Records from a data source
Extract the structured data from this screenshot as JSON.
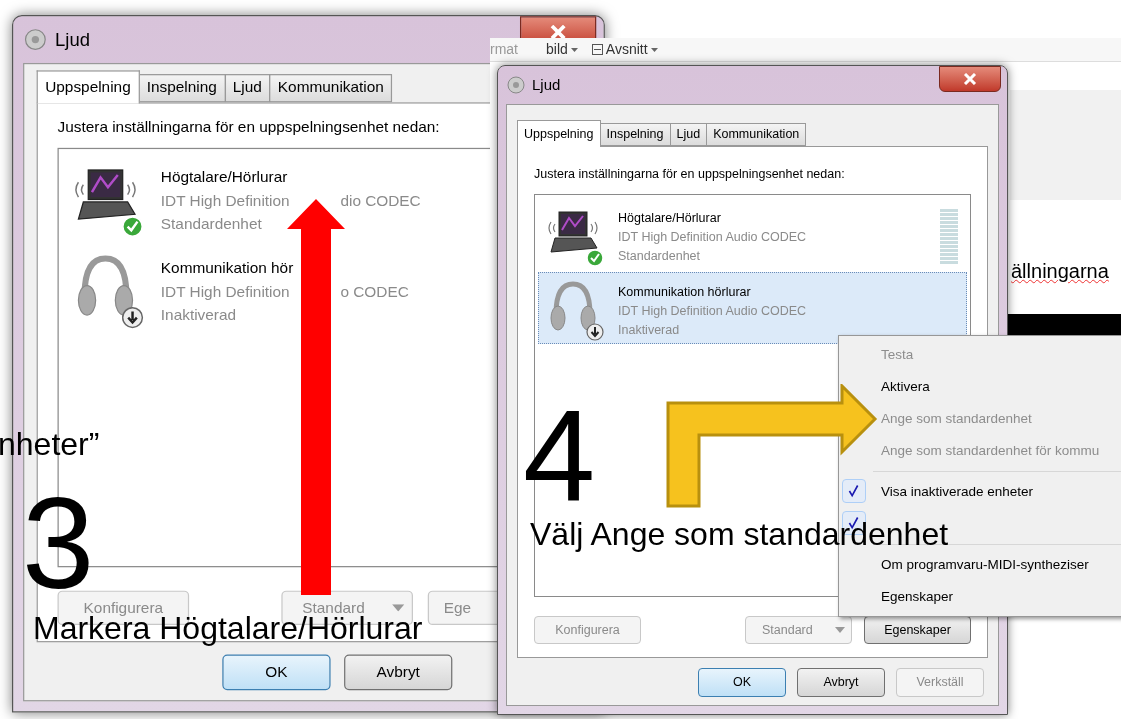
{
  "background_document": {
    "toolbar": [
      "rmat",
      "bild",
      "Avsnitt"
    ],
    "text": "ällningarna"
  },
  "dialogs": [
    {
      "title": "Ljud",
      "tabs": [
        {
          "label": "Uppspelning",
          "selected": true
        },
        {
          "label": "Inspelning",
          "selected": false
        },
        {
          "label": "Ljud",
          "selected": false
        },
        {
          "label": "Kommunikation",
          "selected": false
        }
      ],
      "instruction": "Justera inställningarna för en uppspelningsenhet nedan:",
      "devices": [
        {
          "kind": "laptop",
          "name": [
            "Högtalare/Hörlurar"
          ],
          "driver": [
            "IDT High Definition",
            "dio CODEC"
          ],
          "status": [
            "Standardenhet"
          ],
          "default": true,
          "selected": false
        },
        {
          "kind": "headphones",
          "name": [
            "Kommunikation hör"
          ],
          "driver": [
            "IDT High Definition",
            "o CODEC"
          ],
          "status": [
            "Inaktiverad"
          ],
          "default": false,
          "selected": false
        }
      ],
      "panel_buttons": [
        {
          "label": "Konfigurera",
          "kind": "plain",
          "disabled": true
        },
        {
          "label": "Standard",
          "kind": "split",
          "disabled": true
        },
        {
          "label": "Ege",
          "kind": "plain",
          "disabled": true
        }
      ],
      "buttons": [
        {
          "label": "OK",
          "default": true,
          "disabled": false
        },
        {
          "label": "Avbryt",
          "default": false,
          "disabled": false
        }
      ]
    },
    {
      "title": "Ljud",
      "tabs": [
        {
          "label": "Uppspelning",
          "selected": true
        },
        {
          "label": "Inspelning",
          "selected": false
        },
        {
          "label": "Ljud",
          "selected": false
        },
        {
          "label": "Kommunikation",
          "selected": false
        }
      ],
      "instruction": "Justera inställningarna för en uppspelningsenhet nedan:",
      "devices": [
        {
          "kind": "laptop",
          "name": [
            "Högtalare/Hörlurar"
          ],
          "driver": [
            "IDT High Definition Audio CODEC"
          ],
          "status": [
            "Standardenhet"
          ],
          "default": true,
          "selected": false
        },
        {
          "kind": "headphones",
          "name": [
            "Kommunikation hörlurar"
          ],
          "driver": [
            "IDT High Definition Audio CODEC"
          ],
          "status": [
            "Inaktiverad"
          ],
          "default": false,
          "selected": true
        }
      ],
      "panel_buttons": [
        {
          "label": "Konfigurera",
          "kind": "plain",
          "disabled": true
        },
        {
          "label": "Standard",
          "kind": "split",
          "disabled": true
        },
        {
          "label": "Egenskaper",
          "kind": "plain",
          "disabled": false
        }
      ],
      "buttons": [
        {
          "label": "OK",
          "default": true,
          "disabled": false
        },
        {
          "label": "Avbryt",
          "default": false,
          "disabled": false
        },
        {
          "label": "Verkställ",
          "default": false,
          "disabled": true
        }
      ]
    }
  ],
  "context_menu": {
    "groups": [
      [
        {
          "label": "Testa",
          "disabled": true,
          "checked": false
        },
        {
          "label": "Aktivera",
          "disabled": false,
          "checked": false
        },
        {
          "label": "Ange som standardenhet",
          "disabled": true,
          "checked": false
        },
        {
          "label": "Ange som standardenhet för kommu",
          "disabled": true,
          "checked": false
        }
      ],
      [
        {
          "label": "Visa inaktiverade enheter",
          "disabled": false,
          "checked": true
        },
        {
          "disabled": false,
          "checked": true
        }
      ],
      [
        {
          "label": "Om programvaru-MIDI-syntheziser",
          "disabled": false,
          "checked": false
        },
        {
          "label": "Egenskaper",
          "disabled": false,
          "checked": false
        }
      ]
    ]
  },
  "annotations": [
    {
      "kind": "caption",
      "text": "nheter”"
    },
    {
      "kind": "step",
      "text": "3"
    },
    {
      "kind": "caption",
      "text": "Markera Högtalare/Hörlurar"
    },
    {
      "kind": "step",
      "text": "4"
    },
    {
      "kind": "caption",
      "text": "Välj Ange som standardenhet"
    }
  ]
}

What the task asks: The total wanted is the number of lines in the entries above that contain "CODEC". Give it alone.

Answer to the problem: 4